▶ _Required work_:
An exact repetition of the data below, without images, is the expected answer.

▶ _Information provided_:

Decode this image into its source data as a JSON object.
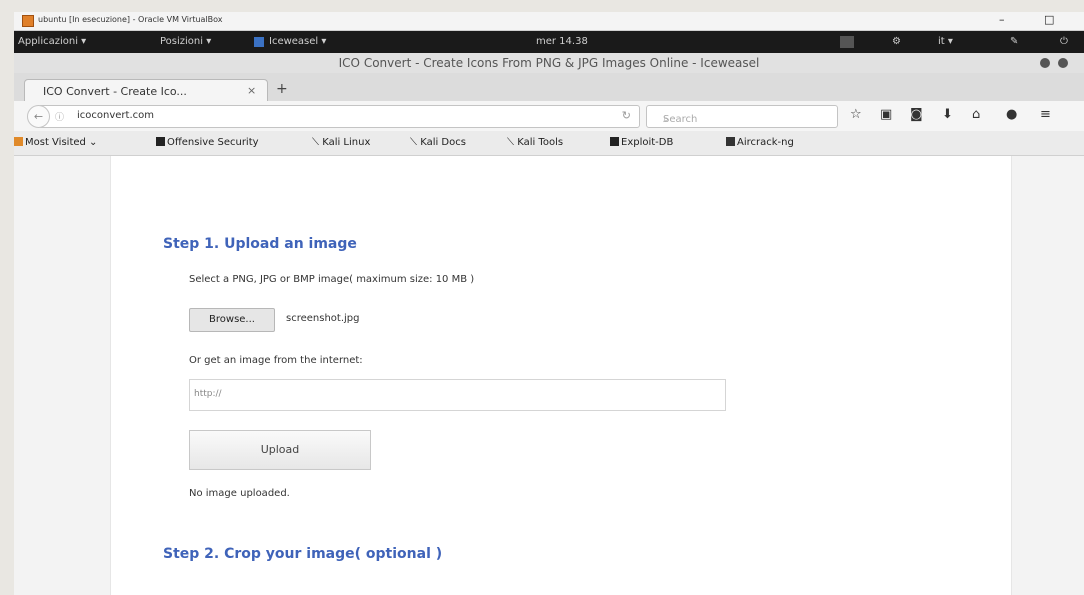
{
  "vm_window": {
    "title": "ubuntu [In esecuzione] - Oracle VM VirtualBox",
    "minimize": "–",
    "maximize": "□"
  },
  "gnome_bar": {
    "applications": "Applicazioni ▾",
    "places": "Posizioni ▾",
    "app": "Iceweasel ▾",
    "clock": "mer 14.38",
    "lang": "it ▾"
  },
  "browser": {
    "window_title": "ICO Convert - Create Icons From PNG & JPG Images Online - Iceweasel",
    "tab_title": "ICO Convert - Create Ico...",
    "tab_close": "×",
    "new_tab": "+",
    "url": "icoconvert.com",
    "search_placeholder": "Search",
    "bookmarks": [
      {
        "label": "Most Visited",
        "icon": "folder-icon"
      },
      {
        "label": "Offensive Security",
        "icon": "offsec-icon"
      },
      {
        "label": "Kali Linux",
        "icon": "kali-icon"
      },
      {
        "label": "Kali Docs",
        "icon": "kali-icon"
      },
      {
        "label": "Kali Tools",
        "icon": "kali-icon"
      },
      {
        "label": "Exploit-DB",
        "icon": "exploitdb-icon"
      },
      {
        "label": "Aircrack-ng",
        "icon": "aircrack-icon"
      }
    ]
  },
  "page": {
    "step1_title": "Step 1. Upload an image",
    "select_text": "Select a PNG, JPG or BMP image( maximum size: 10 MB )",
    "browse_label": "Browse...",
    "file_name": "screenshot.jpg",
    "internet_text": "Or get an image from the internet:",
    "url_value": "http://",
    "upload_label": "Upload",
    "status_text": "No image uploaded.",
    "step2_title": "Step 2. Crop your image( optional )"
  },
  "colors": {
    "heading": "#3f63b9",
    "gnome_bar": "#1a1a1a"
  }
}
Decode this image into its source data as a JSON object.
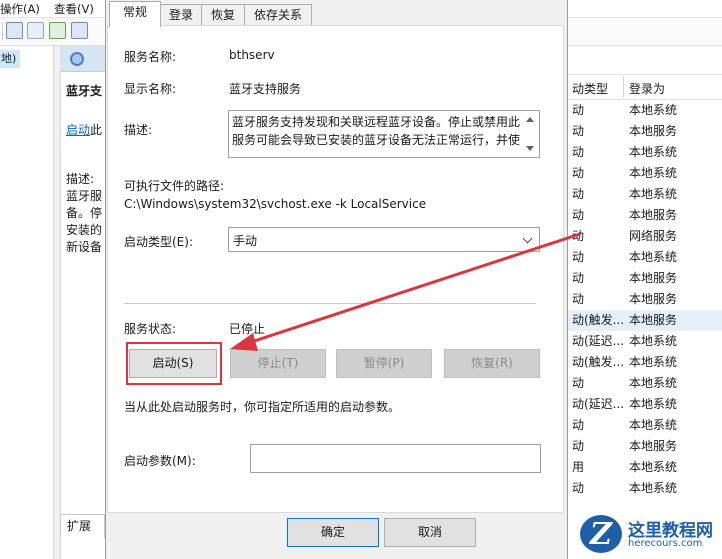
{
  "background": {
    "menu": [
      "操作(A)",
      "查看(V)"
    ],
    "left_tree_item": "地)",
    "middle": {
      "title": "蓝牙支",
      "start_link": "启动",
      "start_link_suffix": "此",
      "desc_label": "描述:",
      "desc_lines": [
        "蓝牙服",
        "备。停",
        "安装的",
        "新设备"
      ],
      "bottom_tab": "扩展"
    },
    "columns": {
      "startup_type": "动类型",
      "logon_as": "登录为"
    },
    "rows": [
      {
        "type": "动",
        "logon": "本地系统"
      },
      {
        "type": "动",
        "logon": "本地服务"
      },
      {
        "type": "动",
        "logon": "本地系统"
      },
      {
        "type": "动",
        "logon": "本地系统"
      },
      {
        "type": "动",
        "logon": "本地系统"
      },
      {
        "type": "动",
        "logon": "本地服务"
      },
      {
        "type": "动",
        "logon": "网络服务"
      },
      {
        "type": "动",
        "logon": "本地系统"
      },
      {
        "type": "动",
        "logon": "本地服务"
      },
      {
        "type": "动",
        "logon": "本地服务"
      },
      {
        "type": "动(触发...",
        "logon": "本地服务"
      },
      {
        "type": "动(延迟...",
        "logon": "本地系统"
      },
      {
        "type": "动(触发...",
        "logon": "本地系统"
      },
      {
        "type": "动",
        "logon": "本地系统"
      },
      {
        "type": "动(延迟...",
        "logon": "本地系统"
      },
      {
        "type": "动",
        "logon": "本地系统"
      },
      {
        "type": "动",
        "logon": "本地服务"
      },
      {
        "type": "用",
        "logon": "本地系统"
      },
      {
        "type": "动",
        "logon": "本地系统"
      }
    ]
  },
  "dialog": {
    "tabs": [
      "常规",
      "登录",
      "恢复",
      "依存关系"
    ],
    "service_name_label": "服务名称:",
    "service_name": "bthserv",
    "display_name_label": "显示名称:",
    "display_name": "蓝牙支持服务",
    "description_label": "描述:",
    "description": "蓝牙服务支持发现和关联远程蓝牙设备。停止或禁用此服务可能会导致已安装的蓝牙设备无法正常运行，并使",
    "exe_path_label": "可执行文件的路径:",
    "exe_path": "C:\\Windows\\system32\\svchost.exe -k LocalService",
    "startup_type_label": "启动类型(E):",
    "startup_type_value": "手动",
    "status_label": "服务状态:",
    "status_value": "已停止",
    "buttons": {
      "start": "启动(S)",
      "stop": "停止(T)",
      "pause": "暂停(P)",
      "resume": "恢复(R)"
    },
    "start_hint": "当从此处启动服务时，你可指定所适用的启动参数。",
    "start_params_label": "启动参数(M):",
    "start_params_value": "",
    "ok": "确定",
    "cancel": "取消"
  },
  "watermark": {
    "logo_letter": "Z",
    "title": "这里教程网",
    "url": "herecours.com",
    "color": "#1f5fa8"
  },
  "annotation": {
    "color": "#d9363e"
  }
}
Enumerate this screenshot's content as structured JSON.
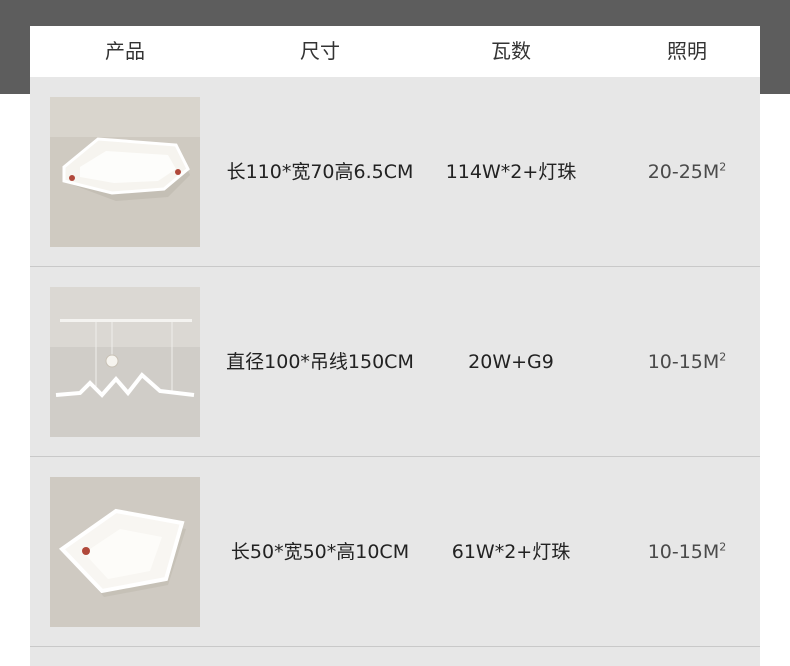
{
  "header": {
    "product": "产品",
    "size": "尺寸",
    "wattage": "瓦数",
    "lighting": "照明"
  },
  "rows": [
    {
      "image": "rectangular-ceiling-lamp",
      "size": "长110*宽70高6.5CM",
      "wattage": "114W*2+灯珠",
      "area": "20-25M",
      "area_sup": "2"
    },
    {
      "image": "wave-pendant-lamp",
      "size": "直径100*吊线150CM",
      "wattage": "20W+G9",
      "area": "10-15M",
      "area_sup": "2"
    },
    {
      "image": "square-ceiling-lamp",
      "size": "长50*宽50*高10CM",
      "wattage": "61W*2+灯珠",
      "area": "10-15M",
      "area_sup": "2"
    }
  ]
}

▶ _Solution_:
Decode this image into its source data as a JSON object.
{
  "vm_window": {
    "title": "ubuntu [In esecuzione] - Oracle VM VirtualBox",
    "minimize": "–",
    "maximize": "□"
  },
  "gnome_bar": {
    "applications": "Applicazioni ▾",
    "places": "Posizioni ▾",
    "app": "Iceweasel ▾",
    "clock": "mer 14.38",
    "lang": "it ▾"
  },
  "browser": {
    "window_title": "ICO Convert - Create Icons From PNG & JPG Images Online - Iceweasel",
    "tab_title": "ICO Convert - Create Ico...",
    "tab_close": "×",
    "new_tab": "+",
    "url": "icoconvert.com",
    "search_placeholder": "Search",
    "bookmarks": [
      {
        "label": "Most Visited",
        "icon": "folder-icon"
      },
      {
        "label": "Offensive Security",
        "icon": "offsec-icon"
      },
      {
        "label": "Kali Linux",
        "icon": "kali-icon"
      },
      {
        "label": "Kali Docs",
        "icon": "kali-icon"
      },
      {
        "label": "Kali Tools",
        "icon": "kali-icon"
      },
      {
        "label": "Exploit-DB",
        "icon": "exploitdb-icon"
      },
      {
        "label": "Aircrack-ng",
        "icon": "aircrack-icon"
      }
    ]
  },
  "page": {
    "step1_title": "Step 1. Upload an image",
    "select_text": "Select a PNG, JPG or BMP image( maximum size: 10 MB )",
    "browse_label": "Browse...",
    "file_name": "screenshot.jpg",
    "internet_text": "Or get an image from the internet:",
    "url_value": "http://",
    "upload_label": "Upload",
    "status_text": "No image uploaded.",
    "step2_title": "Step 2. Crop your image( optional )"
  },
  "colors": {
    "heading": "#3f63b9",
    "gnome_bar": "#1a1a1a"
  }
}
Decode this image into its source data as a JSON object.
{
  "background": {
    "menu": [
      "操作(A)",
      "查看(V)"
    ],
    "left_tree_item": "地)",
    "middle": {
      "title": "蓝牙支",
      "start_link": "启动",
      "start_link_suffix": "此",
      "desc_label": "描述:",
      "desc_lines": [
        "蓝牙服",
        "备。停",
        "安装的",
        "新设备"
      ],
      "bottom_tab": "扩展"
    },
    "columns": {
      "startup_type": "动类型",
      "logon_as": "登录为"
    },
    "rows": [
      {
        "type": "动",
        "logon": "本地系统"
      },
      {
        "type": "动",
        "logon": "本地服务"
      },
      {
        "type": "动",
        "logon": "本地系统"
      },
      {
        "type": "动",
        "logon": "本地系统"
      },
      {
        "type": "动",
        "logon": "本地系统"
      },
      {
        "type": "动",
        "logon": "本地服务"
      },
      {
        "type": "动",
        "logon": "网络服务"
      },
      {
        "type": "动",
        "logon": "本地系统"
      },
      {
        "type": "动",
        "logon": "本地服务"
      },
      {
        "type": "动",
        "logon": "本地服务"
      },
      {
        "type": "动(触发...",
        "logon": "本地服务"
      },
      {
        "type": "动(延迟...",
        "logon": "本地系统"
      },
      {
        "type": "动(触发...",
        "logon": "本地系统"
      },
      {
        "type": "动",
        "logon": "本地系统"
      },
      {
        "type": "动(延迟...",
        "logon": "本地系统"
      },
      {
        "type": "动",
        "logon": "本地系统"
      },
      {
        "type": "动",
        "logon": "本地服务"
      },
      {
        "type": "用",
        "logon": "本地系统"
      },
      {
        "type": "动",
        "logon": "本地系统"
      }
    ]
  },
  "dialog": {
    "tabs": [
      "常规",
      "登录",
      "恢复",
      "依存关系"
    ],
    "service_name_label": "服务名称:",
    "service_name": "bthserv",
    "display_name_label": "显示名称:",
    "display_name": "蓝牙支持服务",
    "description_label": "描述:",
    "description": "蓝牙服务支持发现和关联远程蓝牙设备。停止或禁用此服务可能会导致已安装的蓝牙设备无法正常运行，并使",
    "exe_path_label": "可执行文件的路径:",
    "exe_path": "C:\\Windows\\system32\\svchost.exe -k LocalService",
    "startup_type_label": "启动类型(E):",
    "startup_type_value": "手动",
    "status_label": "服务状态:",
    "status_value": "已停止",
    "buttons": {
      "start": "启动(S)",
      "stop": "停止(T)",
      "pause": "暂停(P)",
      "resume": "恢复(R)"
    },
    "start_hint": "当从此处启动服务时，你可指定所适用的启动参数。",
    "start_params_label": "启动参数(M):",
    "start_params_value": "",
    "ok": "确定",
    "cancel": "取消"
  },
  "watermark": {
    "logo_letter": "Z",
    "title": "这里教程网",
    "url": "herecours.com",
    "color": "#1f5fa8"
  },
  "annotation": {
    "color": "#d9363e"
  }
}
Enumerate this screenshot's content as structured JSON.
{
  "header": {
    "product": "产品",
    "size": "尺寸",
    "wattage": "瓦数",
    "lighting": "照明"
  },
  "rows": [
    {
      "image": "rectangular-ceiling-lamp",
      "size": "长110*宽70高6.5CM",
      "wattage": "114W*2+灯珠",
      "area": "20-25M",
      "area_sup": "2"
    },
    {
      "image": "wave-pendant-lamp",
      "size": "直径100*吊线150CM",
      "wattage": "20W+G9",
      "area": "10-15M",
      "area_sup": "2"
    },
    {
      "image": "square-ceiling-lamp",
      "size": "长50*宽50*高10CM",
      "wattage": "61W*2+灯珠",
      "area": "10-15M",
      "area_sup": "2"
    }
  ]
}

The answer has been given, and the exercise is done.